WORK INSTRUCTIONS: The required output is every entry, printed exactly as written.

═══

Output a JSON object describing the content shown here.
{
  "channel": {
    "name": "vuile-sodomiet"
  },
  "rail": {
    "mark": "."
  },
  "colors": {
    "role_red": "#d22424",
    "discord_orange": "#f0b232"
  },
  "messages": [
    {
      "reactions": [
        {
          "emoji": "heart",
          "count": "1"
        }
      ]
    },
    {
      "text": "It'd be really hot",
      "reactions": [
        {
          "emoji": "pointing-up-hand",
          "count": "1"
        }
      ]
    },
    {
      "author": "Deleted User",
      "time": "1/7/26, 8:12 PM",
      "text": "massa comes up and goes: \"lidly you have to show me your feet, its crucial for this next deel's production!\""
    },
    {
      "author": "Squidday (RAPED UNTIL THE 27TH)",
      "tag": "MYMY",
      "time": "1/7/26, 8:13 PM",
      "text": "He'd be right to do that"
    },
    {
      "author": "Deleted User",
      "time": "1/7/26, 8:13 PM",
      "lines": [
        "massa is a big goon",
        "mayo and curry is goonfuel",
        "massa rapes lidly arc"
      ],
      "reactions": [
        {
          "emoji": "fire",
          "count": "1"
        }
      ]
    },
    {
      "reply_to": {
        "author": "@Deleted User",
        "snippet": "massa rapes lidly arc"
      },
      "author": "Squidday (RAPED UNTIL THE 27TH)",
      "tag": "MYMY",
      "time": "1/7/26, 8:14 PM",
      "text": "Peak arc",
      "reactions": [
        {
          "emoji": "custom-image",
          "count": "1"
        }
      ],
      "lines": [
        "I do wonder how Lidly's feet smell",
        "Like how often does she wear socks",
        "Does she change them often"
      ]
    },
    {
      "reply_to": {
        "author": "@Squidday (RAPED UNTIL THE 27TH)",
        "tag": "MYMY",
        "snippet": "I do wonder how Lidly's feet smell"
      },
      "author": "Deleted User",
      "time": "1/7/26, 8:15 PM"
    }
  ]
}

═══

YOUR SOLUTION:
Output a JSON object describing the content shown here.
{
  "channel": {
    "name": "vuile-sodomiet"
  },
  "rail": {
    "mark": "."
  },
  "colors": {
    "role_red": "#d22424",
    "discord_orange": "#f0b232"
  },
  "messages": [
    {
      "reactions": [
        {
          "emoji": "heart",
          "count": "1"
        }
      ]
    },
    {
      "text": "It'd be really hot",
      "reactions": [
        {
          "emoji": "pointing-up-hand",
          "count": "1"
        }
      ]
    },
    {
      "author": "Deleted User",
      "time": "1/7/26, 8:12 PM",
      "text": "massa comes up and goes: \"lidly you have to show me your feet, its crucial for this next deel's production!\""
    },
    {
      "author": "Squidday (RAPED UNTIL THE 27TH)",
      "tag": "MYMY",
      "time": "1/7/26, 8:13 PM",
      "text": "He'd be right to do that"
    },
    {
      "author": "Deleted User",
      "time": "1/7/26, 8:13 PM",
      "lines": [
        "massa is a big goon",
        "mayo and curry is goonfuel",
        "massa rapes lidly arc"
      ],
      "reactions": [
        {
          "emoji": "fire",
          "count": "1"
        }
      ]
    },
    {
      "reply_to": {
        "author": "@Deleted User",
        "snippet": "massa rapes lidly arc"
      },
      "author": "Squidday (RAPED UNTIL THE 27TH)",
      "tag": "MYMY",
      "time": "1/7/26, 8:14 PM",
      "text": "Peak arc",
      "reactions": [
        {
          "emoji": "custom-image",
          "count": "1"
        }
      ],
      "lines": [
        "I do wonder how Lidly's feet smell",
        "Like how often does she wear socks",
        "Does she change them often"
      ]
    },
    {
      "reply_to": {
        "author": "@Squidday (RAPED UNTIL THE 27TH)",
        "tag": "MYMY",
        "snippet": "I do wonder how Lidly's feet smell"
      },
      "author": "Deleted User",
      "time": "1/7/26, 8:15 PM"
    }
  ]
}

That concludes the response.